-- Opening Marker --

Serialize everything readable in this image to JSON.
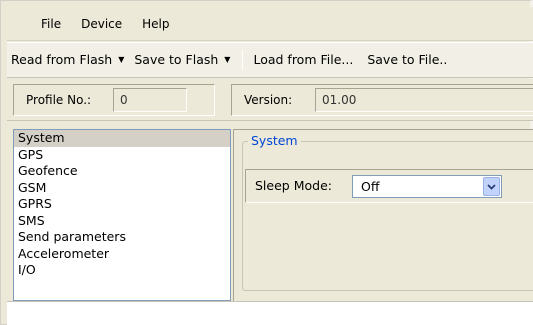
{
  "menubar": {
    "items": [
      "File",
      "Device",
      "Help"
    ]
  },
  "toolbar": {
    "read_flash": "Read from Flash",
    "save_flash": "Save to Flash",
    "load_file": "Load from File...",
    "save_file": "Save to File.."
  },
  "profile": {
    "profile_label": "Profile No.:",
    "profile_value": "0",
    "version_label": "Version:",
    "version_value": "01.00"
  },
  "nav": {
    "items": [
      "System",
      "GPS",
      "Geofence",
      "GSM",
      "GPRS",
      "SMS",
      "Send parameters",
      "Accelerometer",
      "I/O"
    ],
    "selected": "System"
  },
  "panel": {
    "group_title": "System",
    "sleep_label": "Sleep Mode:",
    "sleep_value": "Off"
  },
  "colors": {
    "group_title": "#0046d5",
    "selection": "#d4d0c8",
    "dropdown_button": "#c1d3fb"
  }
}
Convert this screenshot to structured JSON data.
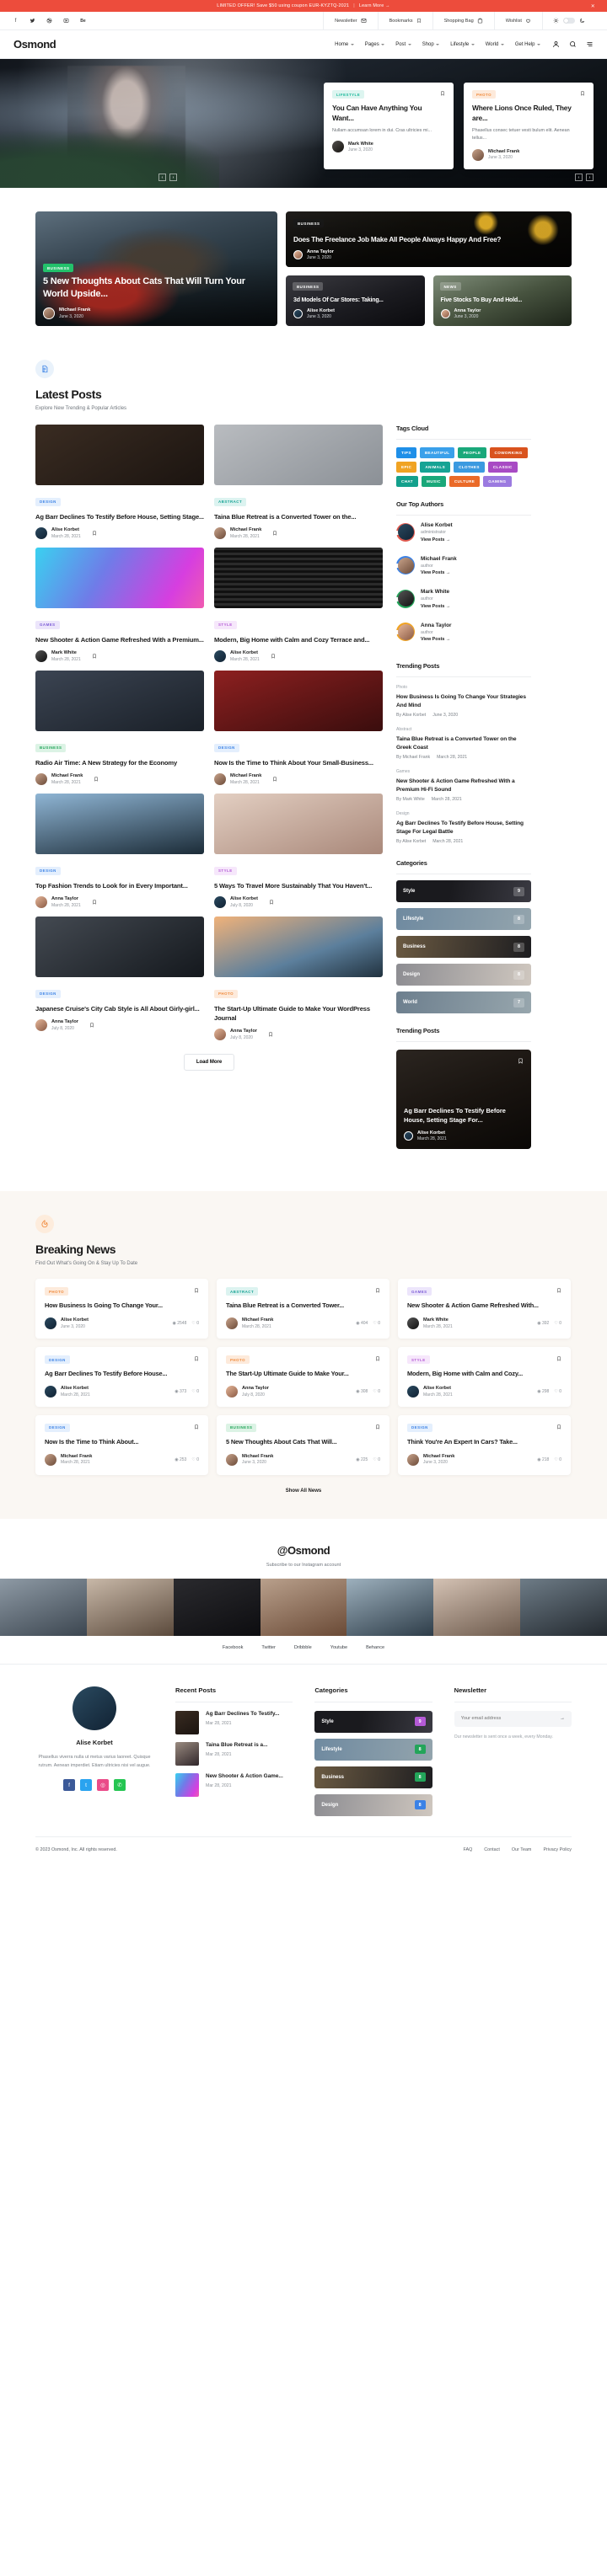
{
  "promo": {
    "text": "LIMITED OFFER! Save $50 using coupon EUR-KYZTQ-2021",
    "sep": "|",
    "link": "Learn More →",
    "close": "✕"
  },
  "utilbar": {
    "social": [
      "facebook-icon",
      "twitter-icon",
      "dribbble-icon",
      "youtube-icon",
      "behance-icon"
    ],
    "social_glyphs": [
      "f",
      "🐦",
      "◎",
      "▶",
      "Be"
    ],
    "items": [
      {
        "label": "Newsletter",
        "icon": "mail-icon"
      },
      {
        "label": "Bookmarks",
        "icon": "bookmark-icon"
      },
      {
        "label": "Shopping Bag",
        "icon": "bag-icon"
      },
      {
        "label": "Wishlist",
        "icon": "heart-icon"
      }
    ],
    "theme": {
      "sun": "sun-icon",
      "moon": "moon-icon"
    }
  },
  "nav": {
    "logo": "Osmond",
    "links": [
      "Home",
      "Pages",
      "Post",
      "Shop",
      "Lifestyle",
      "World",
      "Get Help"
    ],
    "icons": [
      "user-icon",
      "search-icon",
      "menu-icon"
    ]
  },
  "hero": {
    "cards": [
      {
        "category": "LIFESTYLE",
        "cat_color": "#19b89a",
        "cat_bg": "#ddf5f0",
        "title": "You Can Have Anything You Want...",
        "excerpt": "Nullam accumsan lorem in dui. Cras ultricies mi...",
        "author": "Mark White",
        "date": "June 3, 2020"
      },
      {
        "category": "PHOTO",
        "cat_color": "#f08a3c",
        "cat_bg": "#fdeadb",
        "title": "Where Lions Once Ruled, They are...",
        "excerpt": "Phasellus consec tetuer vesti bulum elit. Aenean tellus...",
        "author": "Michael Frank",
        "date": "June 3, 2020"
      }
    ],
    "nav_prev": "‹",
    "nav_next": "›",
    "pg_prev": "‹",
    "pg_next": "›"
  },
  "featured": {
    "big": {
      "category": "BUSINESS",
      "title": "5 New Thoughts About Cats That Will Turn Your World Upside...",
      "author": "Michael Frank",
      "date": "June 3, 2020"
    },
    "wide": {
      "category": "BUSINESS",
      "title": "Does The Freelance Job Make All People Always Happy And Free?",
      "author": "Anna Taylor",
      "date": "June 3, 2020"
    },
    "small": [
      {
        "category": "BUSINESS",
        "title": "3d Models Of Car Stores: Taking...",
        "author": "Alise Korbet",
        "date": "June 3, 2020"
      },
      {
        "category": "NEWS",
        "title": "Five Stocks To Buy And Hold...",
        "author": "Anna Taylor",
        "date": "June 3, 2020"
      }
    ]
  },
  "latest": {
    "icon": "document-icon",
    "title": "Latest Posts",
    "subtitle": "Explore New Trending & Popular Articles",
    "load_more": "Load More",
    "posts": [
      {
        "category": "DESIGN",
        "cat_color": "#3b82e6",
        "cat_bg": "#e4effd",
        "title": "Ag Barr Declines To Testify Before House, Setting Stage...",
        "author": "Alise Korbet",
        "date": "March 28, 2021",
        "thumb": "linear-gradient(150deg,#3a2c22,#1b1410)"
      },
      {
        "category": "ABSTRACT",
        "cat_color": "#16a394",
        "cat_bg": "#dcf3f0",
        "title": "Taina Blue Retreat is a Converted Tower on the...",
        "author": "Michael Frank",
        "date": "March 28, 2021",
        "thumb": "linear-gradient(150deg,#b9bcc0,#8b9096)"
      },
      {
        "category": "GAMES",
        "cat_color": "#7c5cd6",
        "cat_bg": "#ece5fb",
        "title": "New Shooter & Action Game Refreshed With a Premium...",
        "author": "Mark White",
        "date": "March 28, 2021",
        "thumb": "linear-gradient(120deg,#3ad1f0,#6f7ce8 40%,#d63ee0 80%,#f05ab0)"
      },
      {
        "category": "STYLE",
        "cat_color": "#b45ad6",
        "cat_bg": "#f6e7fb",
        "title": "Modern, Big Home with Calm and Cozy Terrace and...",
        "author": "Alise Korbet",
        "date": "March 28, 2021",
        "thumb": "repeating-linear-gradient(180deg,#2b2b2b 0 3px,#111 3px 6px)"
      },
      {
        "category": "BUSINESS",
        "cat_color": "#23a55a",
        "cat_bg": "#dcf3e5",
        "title": "Radio Air Time: A New Strategy for the Economy",
        "author": "Michael Frank",
        "date": "March 28, 2021",
        "thumb": "linear-gradient(160deg,#3b4452,#1a2028)"
      },
      {
        "category": "DESIGN",
        "cat_color": "#3b82e6",
        "cat_bg": "#e4effd",
        "title": "Now Is the Time to Think About Your Small-Business...",
        "author": "Michael Frank",
        "date": "March 28, 2021",
        "thumb": "linear-gradient(160deg,#8d2020,#3a0d0d)"
      },
      {
        "category": "DESIGN",
        "cat_color": "#3b82e6",
        "cat_bg": "#e4effd",
        "title": "Top Fashion Trends to Look for in Every Important...",
        "author": "Anna Taylor",
        "date": "March 28, 2021",
        "thumb": "linear-gradient(170deg,#8fb5d4,#1c2c38)"
      },
      {
        "category": "STYLE",
        "cat_color": "#b45ad6",
        "cat_bg": "#f6e7fb",
        "title": "5 Ways To Travel More Sustainably That You Haven't...",
        "author": "Alise Korbet",
        "date": "July 8, 2020",
        "thumb": "linear-gradient(160deg,#e3cfc2,#a9887a)"
      },
      {
        "category": "DESIGN",
        "cat_color": "#3b82e6",
        "cat_bg": "#e4effd",
        "title": "Japanese Cruise's City Cab Style is All About Girly-girl...",
        "author": "Anna Taylor",
        "date": "July 8, 2020",
        "thumb": "linear-gradient(150deg,#444a52,#14181d)"
      },
      {
        "category": "PHOTO",
        "cat_color": "#f08a3c",
        "cat_bg": "#fdeadb",
        "title": "The Start-Up Ultimate Guide to Make Your WordPress Journal",
        "author": "Anna Taylor",
        "date": "July 8, 2020",
        "thumb": "linear-gradient(160deg,#f0b27a,#5c7f9c 60%,#21323f)"
      }
    ]
  },
  "sidebar": {
    "tags_title": "Tags Cloud",
    "tags": [
      {
        "label": "TIPS",
        "color": "#1f8fe8"
      },
      {
        "label": "BEAUTIFUL",
        "color": "#3aa0ea"
      },
      {
        "label": "PEOPLE",
        "color": "#1aa87a"
      },
      {
        "label": "COWORKING",
        "color": "#d9531e"
      },
      {
        "label": "EPIC",
        "color": "#f0a323"
      },
      {
        "label": "ANIMALS",
        "color": "#16a394"
      },
      {
        "label": "CLOTHES",
        "color": "#3b9ae0"
      },
      {
        "label": "CLASSIC",
        "color": "#a84bc4"
      },
      {
        "label": "CHAT",
        "color": "#13a08c"
      },
      {
        "label": "MUSIC",
        "color": "#1aa87a"
      },
      {
        "label": "CULTURE",
        "color": "#ea6a28"
      },
      {
        "label": "GAMING",
        "color": "#9b7ae0"
      }
    ],
    "authors_title": "Our Top Authors",
    "authors": [
      {
        "name": "Alise Korbet",
        "role": "administrator",
        "link": "View Posts  →",
        "ring": "#e05a4f",
        "av": "linear-gradient(140deg,#2a4a60,#123)"
      },
      {
        "name": "Michael Frank",
        "role": "author",
        "link": "View Posts  →",
        "ring": "#3b82e6",
        "av": "linear-gradient(140deg,#c9a48c,#6b4a38)"
      },
      {
        "name": "Mark White",
        "role": "author",
        "link": "View Posts  →",
        "ring": "#23a55a",
        "av": "linear-gradient(140deg,#555,#111)"
      },
      {
        "name": "Anna Taylor",
        "role": "author",
        "link": "View Posts  →",
        "ring": "#f0a323",
        "av": "linear-gradient(140deg,#e6b79a,#8a5a44)"
      }
    ],
    "trending_title": "Trending Posts",
    "trending": [
      {
        "cat": "Photo",
        "title": "How Business Is Going To Change Your Strategies And Mind",
        "by": "By Alise Korbet",
        "date": "June 3, 2020"
      },
      {
        "cat": "Abstract",
        "title": "Taina Blue Retreat is a Converted Tower on the Greek Coast",
        "by": "By Michael Frank",
        "date": "March 28, 2021"
      },
      {
        "cat": "Games",
        "title": "New Shooter & Action Game Refreshed With a Premium Hi-Fi Sound",
        "by": "By Mark White",
        "date": "March 28, 2021"
      },
      {
        "cat": "Design",
        "title": "Ag Barr Declines To Testify Before House, Setting Stage For Legal Battle",
        "by": "By Alise Korbet",
        "date": "March 28, 2021"
      }
    ],
    "categories_title": "Categories",
    "categories": [
      {
        "name": "Style",
        "count": "9",
        "bg": "linear-gradient(100deg,#1a1a1e 40%,#3a3a42)"
      },
      {
        "name": "Lifestyle",
        "count": "8",
        "bg": "linear-gradient(100deg,#6f8aa0,#93a4ad)"
      },
      {
        "name": "Business",
        "count": "8",
        "bg": "linear-gradient(100deg,#6b5a42,#1d1d20)"
      },
      {
        "name": "Design",
        "count": "8",
        "bg": "linear-gradient(100deg,#8d8d92,#cfc7bf)"
      },
      {
        "name": "World",
        "count": "7",
        "bg": "linear-gradient(100deg,#6d7f8e,#97a6ad)"
      }
    ],
    "trending2_title": "Trending Posts",
    "trending2": {
      "title": "Ag Barr Declines To Testify Before House, Setting Stage For...",
      "author": "Alise Korbet",
      "date": "March 28, 2021",
      "bookmark": "bookmark-icon"
    }
  },
  "breaking": {
    "icon": "fire-icon",
    "title": "Breaking News",
    "subtitle": "Find Out What's Going On & Stay Up To Date",
    "show_all": "Show All News",
    "cards": [
      {
        "category": "PHOTO",
        "cat_color": "#f08a3c",
        "cat_bg": "#fdeadb",
        "title": "How Business Is Going To Change Your...",
        "author": "Alise Korbet",
        "date": "June 3, 2020",
        "views": "2548",
        "comments": "0"
      },
      {
        "category": "ABSTRACT",
        "cat_color": "#16a394",
        "cat_bg": "#dcf3f0",
        "title": "Taina Blue Retreat is a Converted Tower...",
        "author": "Michael Frank",
        "date": "March 28, 2021",
        "views": "404",
        "comments": "0"
      },
      {
        "category": "GAMES",
        "cat_color": "#7c5cd6",
        "cat_bg": "#ece5fb",
        "title": "New Shooter & Action Game Refreshed With...",
        "author": "Mark White",
        "date": "March 28, 2021",
        "views": "392",
        "comments": "0"
      },
      {
        "category": "DESIGN",
        "cat_color": "#3b82e6",
        "cat_bg": "#e4effd",
        "title": "Ag Barr Declines To Testify Before House...",
        "author": "Alise Korbet",
        "date": "March 28, 2021",
        "views": "373",
        "comments": "0"
      },
      {
        "category": "PHOTO",
        "cat_color": "#f08a3c",
        "cat_bg": "#fdeadb",
        "title": "The Start-Up Ultimate Guide to Make Your...",
        "author": "Anna Taylor",
        "date": "July 8, 2020",
        "views": "308",
        "comments": "0"
      },
      {
        "category": "STYLE",
        "cat_color": "#b45ad6",
        "cat_bg": "#f6e7fb",
        "title": "Modern, Big Home with Calm and Cozy...",
        "author": "Alise Korbet",
        "date": "March 28, 2021",
        "views": "298",
        "comments": "0"
      },
      {
        "category": "DESIGN",
        "cat_color": "#3b82e6",
        "cat_bg": "#e4effd",
        "title": "Now Is the Time to Think About...",
        "author": "Michael Frank",
        "date": "March 28, 2021",
        "views": "253",
        "comments": "0"
      },
      {
        "category": "BUSINESS",
        "cat_color": "#23a55a",
        "cat_bg": "#dcf3e5",
        "title": "5 New Thoughts About Cats That Will...",
        "author": "Michael Frank",
        "date": "June 3, 2020",
        "views": "225",
        "comments": "0"
      },
      {
        "category": "DESIGN",
        "cat_color": "#3b82e6",
        "cat_bg": "#e4effd",
        "title": "Think You're An Expert In Cars? Take...",
        "author": "Michael Frank",
        "date": "June 3, 2020",
        "views": "218",
        "comments": "0"
      }
    ]
  },
  "instagram": {
    "handle": "@Osmond",
    "subtitle": "Subscribe to our Instagram account",
    "links": [
      "Facebook",
      "Twitter",
      "Dribbble",
      "Youtube",
      "Behance"
    ]
  },
  "footer": {
    "profile": {
      "name": "Alise Korbet",
      "bio": "Phasellus viverra nulla ut metus varius laoreet. Quisque rutrum. Aenean imperdiet. Etiam ultricies nisi vel augue.",
      "socials": [
        {
          "name": "facebook-icon",
          "glyph": "f",
          "color": "#3b5998"
        },
        {
          "name": "twitter-icon",
          "glyph": "t",
          "color": "#2aa3ef"
        },
        {
          "name": "dribbble-icon",
          "glyph": "◎",
          "color": "#ea4c89"
        },
        {
          "name": "whatsapp-icon",
          "glyph": "✆",
          "color": "#25c552"
        }
      ]
    },
    "recent_title": "Recent Posts",
    "recent": [
      {
        "title": "Ag Barr Declines To Testify...",
        "date": "Mar 28, 2021",
        "thumb": "linear-gradient(150deg,#3a2c22,#1b1410)"
      },
      {
        "title": "Taina Blue Retreat is a...",
        "date": "Mar 28, 2021",
        "thumb": "linear-gradient(150deg,#9a8b80,#30262a)"
      },
      {
        "title": "New Shooter & Action Game...",
        "date": "Mar 28, 2021",
        "thumb": "linear-gradient(120deg,#3ad1f0,#6f7ce8 40%,#d63ee0 80%,#f05ab0)"
      }
    ],
    "categories_title": "Categories",
    "categories": [
      {
        "name": "Style",
        "count": "9",
        "bg": "linear-gradient(100deg,#1a1a1e 40%,#3a3a42)",
        "badge": "#b45ad6"
      },
      {
        "name": "Lifestyle",
        "count": "8",
        "bg": "linear-gradient(100deg,#6f8aa0,#93a4ad)",
        "badge": "#23a55a"
      },
      {
        "name": "Business",
        "count": "8",
        "bg": "linear-gradient(100deg,#6b5a42,#1d1d20)",
        "badge": "#23a55a"
      },
      {
        "name": "Design",
        "count": "8",
        "bg": "linear-gradient(100deg,#8d8d92,#cfc7bf)",
        "badge": "#3b82e6"
      }
    ],
    "newsletter_title": "Newsletter",
    "newsletter_placeholder": "Your email address",
    "newsletter_submit": "→",
    "newsletter_note": "Our newsletter is sent once a week, every Monday.",
    "copyright": "© 2023 Osmond, Inc. All rights reserved.",
    "links": [
      "FAQ",
      "Contact",
      "Our Team",
      "Privacy Policy"
    ]
  }
}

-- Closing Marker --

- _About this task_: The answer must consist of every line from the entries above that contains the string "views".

- _Exercise answer_:
        "views": "2548",
        "views": "404",
        "views": "392",
        "views": "373",
        "views": "308",
        "views": "298",
        "views": "253",
        "views": "225",
        "views": "218",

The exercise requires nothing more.